This is an example for a function named “RotateObjects”, which is an action, with the description “Rotate the given objects”, and with a single parameter, the objects to be rotated.

Parameters

Functions are becoming really useful and powerful when you use parameters. Under the configuration of the function, you can add parameters. These parameters will be available when you use the action, condition or expression in the events sheet. It's just like the usual action/condition/expressions you're used to!

Add a parameter with the button “Add a parameter”:

For each parameter, you can enter:

  • The name, that will be used to access the parameter in the events of the function.
  • The type. The parameter can be objects, a number or a text. If you choose objects, you'll also be able to choose the type of object to receive.
  • A description, that will be shown in the window when configuring the action/condition or expression.

For example, we can add a parameter, that would return the objects to be rotated:

Adding the events to the function and using the parameters

When your function is configured, you can add events to it. These events will be launched when the condition, action or expression is used in the rest of the game.

  • You can use all the existing events, actions, conditions and expressions, but you are limited to the objects that you entered as parameters. This is to ensure that your function is only acting on them, and has no “side-effects” on the rest of the game - which would be a bad practice and make functions hard to reuse and to generate.
  • Note that functions can be reused everywhere, and are not limited to a scene. You won't have the list of variables of your scenes in them. You can still manipulate them by using the usual actions and manually writing the variable you want to modify.
  • Links are not available in functions, because a function is autonomous and is in theory not even tied to a project.

Here is an example of a function to rotate some objects:

This is a really simple and not really useful example of a function (you could as well use the action to rotate objects directly without writing a function). But, when you add more complex logic inside, a function's strength can be seen.

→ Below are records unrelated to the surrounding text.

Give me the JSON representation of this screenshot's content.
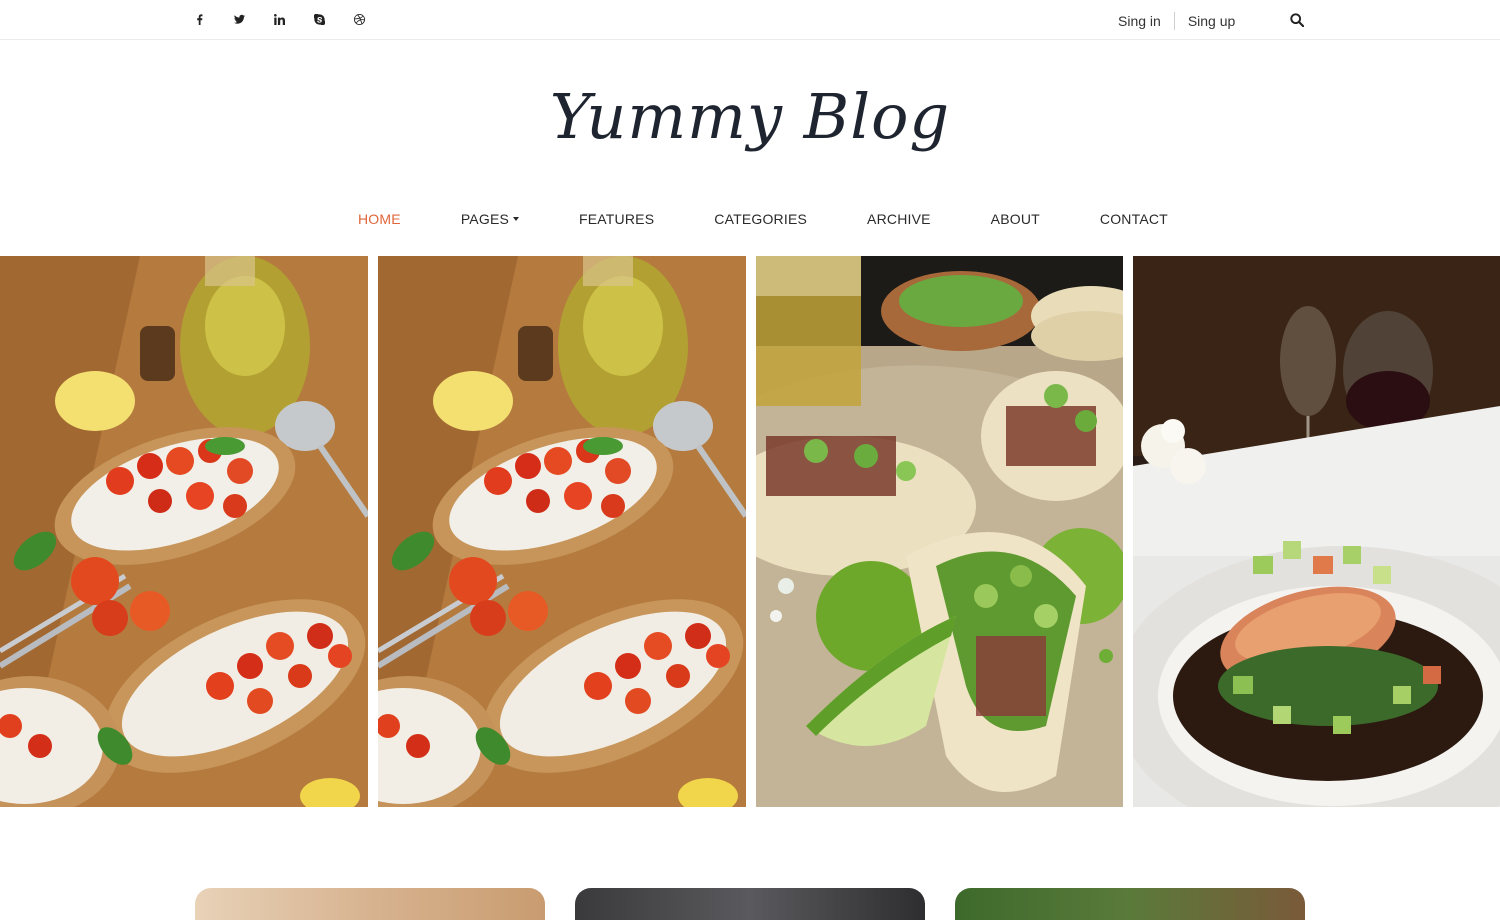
{
  "topbar": {
    "social": [
      {
        "name": "facebook-icon",
        "glyph": "f"
      },
      {
        "name": "twitter-icon",
        "glyph": "t"
      },
      {
        "name": "linkedin-icon",
        "glyph": "in"
      },
      {
        "name": "skype-icon",
        "glyph": "S"
      },
      {
        "name": "dribbble-icon",
        "glyph": "d"
      }
    ],
    "sign_in": "Sing in",
    "sign_up": "Sing up",
    "search_icon": "search-icon"
  },
  "logo": {
    "text": "Yummy Blog"
  },
  "nav": {
    "items": [
      {
        "label": "HOME",
        "active": true
      },
      {
        "label": "PAGES",
        "dropdown": true
      },
      {
        "label": "FEATURES"
      },
      {
        "label": "CATEGORIES"
      },
      {
        "label": "ARCHIVE"
      },
      {
        "label": "ABOUT"
      },
      {
        "label": "CONTACT"
      }
    ]
  },
  "hero": {
    "images": [
      {
        "name": "bruschetta-photo"
      },
      {
        "name": "bruschetta-photo"
      },
      {
        "name": "tacos-photo"
      },
      {
        "name": "salmon-dish-photo"
      }
    ]
  },
  "colors": {
    "accent": "#e0663a",
    "text": "#2a2a2a",
    "logo": "#1f2530"
  }
}
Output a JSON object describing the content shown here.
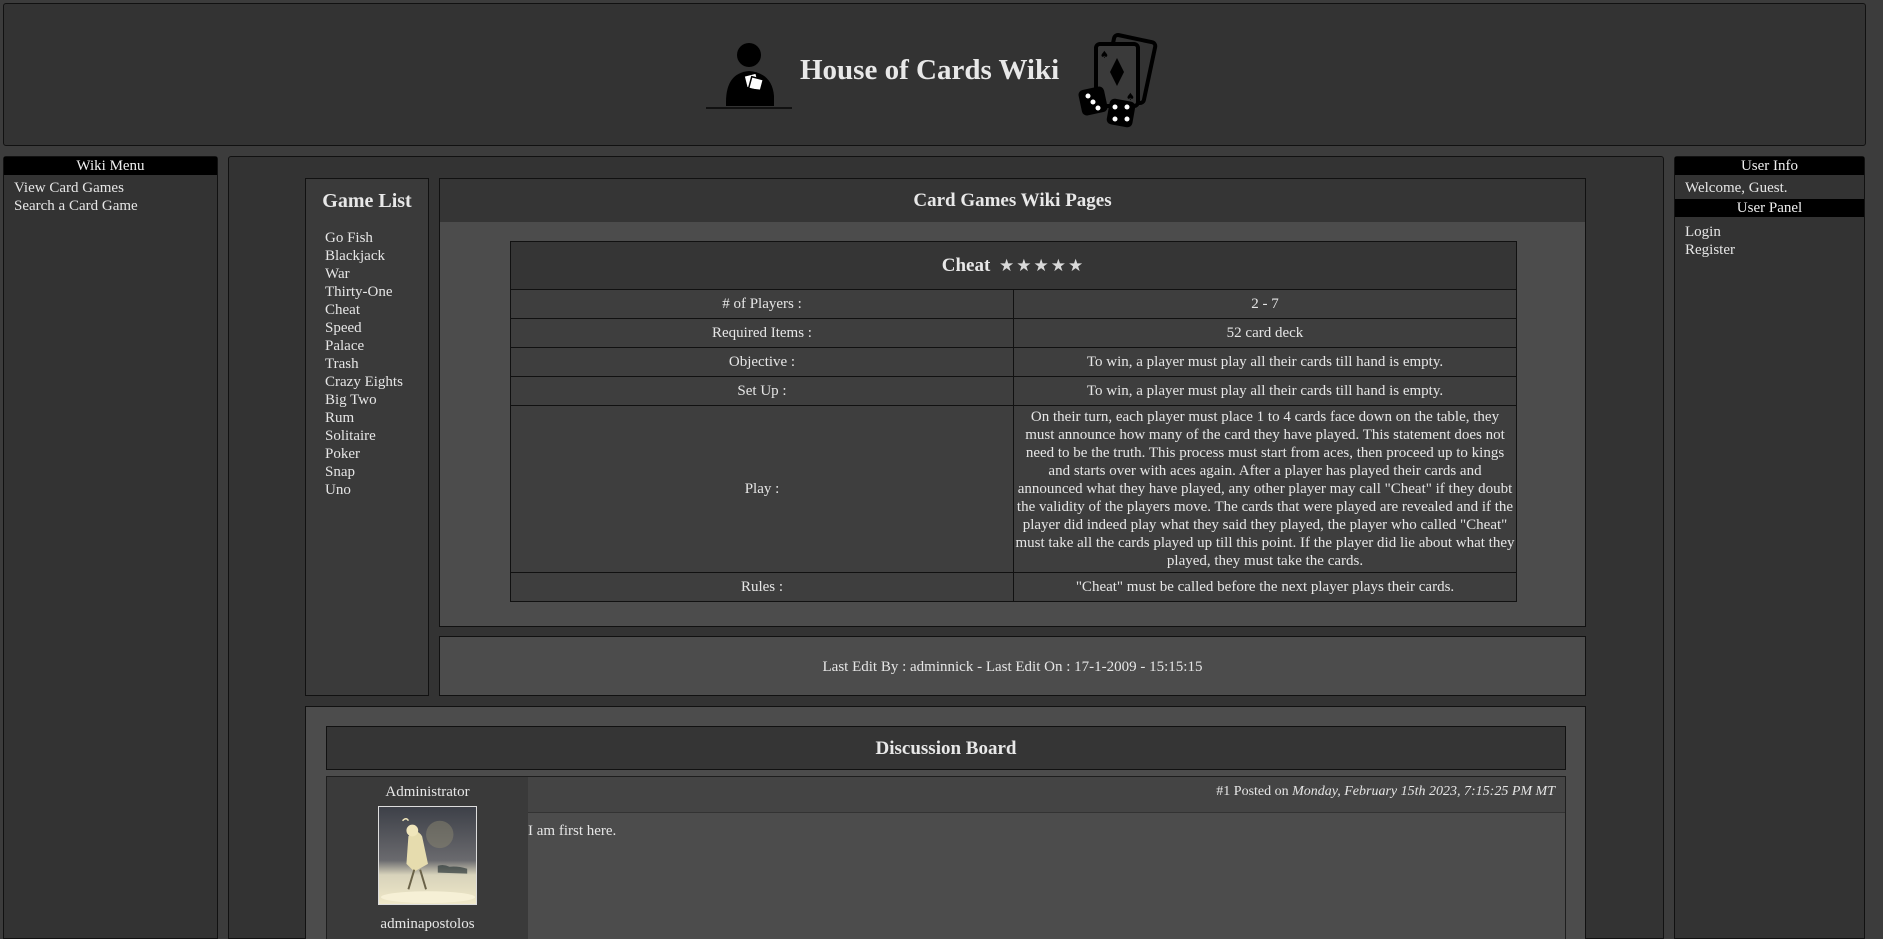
{
  "header": {
    "site_title": "House of Cards Wiki"
  },
  "left_sidebar": {
    "title": "Wiki Menu",
    "links": [
      "View Card Games",
      "Search a Card Game"
    ]
  },
  "right_sidebar": {
    "user_info_title": "User Info",
    "welcome_text": "Welcome, Guest.",
    "user_panel_title": "User Panel",
    "links": [
      "Login",
      "Register"
    ]
  },
  "game_list": {
    "title": "Game List",
    "games": [
      "Go Fish",
      "Blackjack",
      "War",
      "Thirty-One",
      "Cheat",
      "Speed",
      "Palace",
      "Trash",
      "Crazy Eights",
      "Big Two",
      "Rum",
      "Solitaire",
      "Poker",
      "Snap",
      "Uno"
    ]
  },
  "wiki": {
    "title": "Card Games Wiki Pages",
    "game_name": "Cheat",
    "stars": "★★★★★",
    "rating_stars": 5,
    "rows": [
      {
        "label": "# of Players :",
        "value": "2 - 7"
      },
      {
        "label": "Required Items :",
        "value": "52 card deck"
      },
      {
        "label": "Objective :",
        "value": "To win, a player must play all their cards till hand is empty."
      },
      {
        "label": "Set Up :",
        "value": "To win, a player must play all their cards till hand is empty."
      },
      {
        "label": "Play :",
        "value": "On their turn, each player must place 1 to 4 cards face down on the table, they must announce how many of the card they have played. This statement does not need to be the truth. This process must start from aces, then proceed up to kings and starts over with aces again. After a player has played their cards and announced what they have played, any other player may call \"Cheat\" if they doubt the validity of the players move. The cards that were played are revealed and if the player did indeed play what they said they played, the player who called \"Cheat\" must take all the cards played up till this point. If the player did lie about what they played, they must take the cards."
      },
      {
        "label": "Rules :",
        "value": "\"Cheat\" must be called before the next player plays their cards."
      }
    ],
    "last_edit": "Last Edit By : adminnick - Last Edit On : 17-1-2009 - 15:15:15"
  },
  "discussion": {
    "title": "Discussion Board",
    "post": {
      "author_role": "Administrator",
      "author_name": "adminapostolos",
      "post_number": "#1 Posted on",
      "post_date": "Monday, February 15th 2023, 7:15:25 PM MT",
      "body": "I am first here."
    }
  }
}
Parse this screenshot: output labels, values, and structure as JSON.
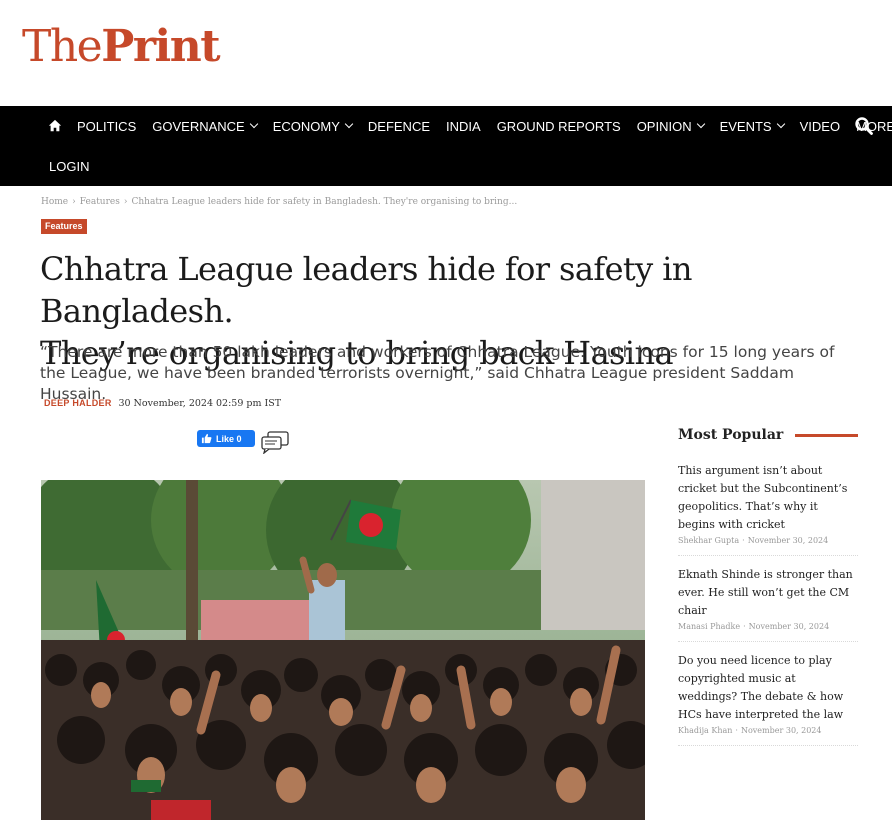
{
  "logo": {
    "the": "The",
    "print": "Print"
  },
  "nav": {
    "row1": [
      {
        "label": "POLITICS",
        "dropdown": false
      },
      {
        "label": "GOVERNANCE",
        "dropdown": true
      },
      {
        "label": "ECONOMY",
        "dropdown": true
      },
      {
        "label": "DEFENCE",
        "dropdown": false
      },
      {
        "label": "INDIA",
        "dropdown": false
      },
      {
        "label": "GROUND REPORTS",
        "dropdown": false
      },
      {
        "label": "OPINION",
        "dropdown": true
      },
      {
        "label": "EVENTS",
        "dropdown": true
      },
      {
        "label": "VIDEO",
        "dropdown": false
      },
      {
        "label": "MORE",
        "dropdown": true
      }
    ],
    "login": "LOGIN",
    "icons": {
      "home": "home-icon",
      "search": "search-icon"
    }
  },
  "breadcrumb": {
    "home": "Home",
    "section": "Features",
    "current": "Chhatra League leaders hide for safety in Bangladesh. They're organising to bring..."
  },
  "article": {
    "category": "Features",
    "headline_line1": "Chhatra League leaders hide for safety in Bangladesh.",
    "headline_line2": "They’re organising to bring back Hasina",
    "subhead": "“There are more than 50 lakh leaders and workers of Chhatra League. Youth icons for 15 long years of the League, we have been branded terrorists overnight,” said Chhatra League president Saddam Hussain.",
    "author": "DEEP HALDER",
    "date": "30 November, 2024 02:59 pm IST",
    "fb_like": "Like 0"
  },
  "sidebar": {
    "title": "Most Popular",
    "items": [
      {
        "title": "This argument isn’t about cricket but the Subcontinent’s geopolitics. That’s why it begins with cricket",
        "author": "Shekhar Gupta",
        "date": "November 30, 2024"
      },
      {
        "title": "Eknath Shinde is stronger than ever. He still won’t get the CM chair",
        "author": "Manasi Phadke",
        "date": "November 30, 2024"
      },
      {
        "title": "Do you need licence to play copyrighted music at weddings? The debate & how HCs have interpreted the law",
        "author": "Khadija Khan",
        "date": "November 30, 2024"
      }
    ]
  },
  "colors": {
    "brand": "#c6492a",
    "nav_bg": "#000000",
    "facebook": "#1877f2"
  }
}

It's then super easy to reuse this logic from the rest of the game!

If your function is a condition or an expression, use the actions in "Functions" category to set the expression/condition value (also called the “return value”).

Using the function in your game

When you have configured and created the events for your function, you can use it in the rest of your game.

Simply create a new action (or condition) and find in the list the name of your extension, then choose the function that you've created:

That's it! The function is used like any other condition, action or expression in the Events Editor.

The Object Groups feature, while creating functions, helps grouping similar object parameters. This way you can apply an action/condition to a group of object parameters (parameters pointing at objects) at once.

Advanced usages

This page gave a basic overview of what functions are. They are one of the more powerful features of GDevelop, as you can extend the events by using them, enabling to create very readable and concise events sheets. By using them, you can reduce the amounts of events that you write for your game, avoid copy-pasting them and even reduce bugs by ensuring that functions are always used for common tasks on your objects.

Recursive functions

A function can call itself! In the events of a function, you can use the same action/condition/expression as in the rest of the game. This is called a “recursive” function.

Be very careful when writing a recursive function. If you don't add conditions, the function could call itself infinitely, blocking your game.

You can use the actions in "Functions" category to return expression/condition values.

Sharing functions

Functions can be shared across projects (like actions/conditions that are built in GDevelop). The simplest way to do it is just to copy/paste them. But if you've created a useful set of functions, you may consider sharing them with the community.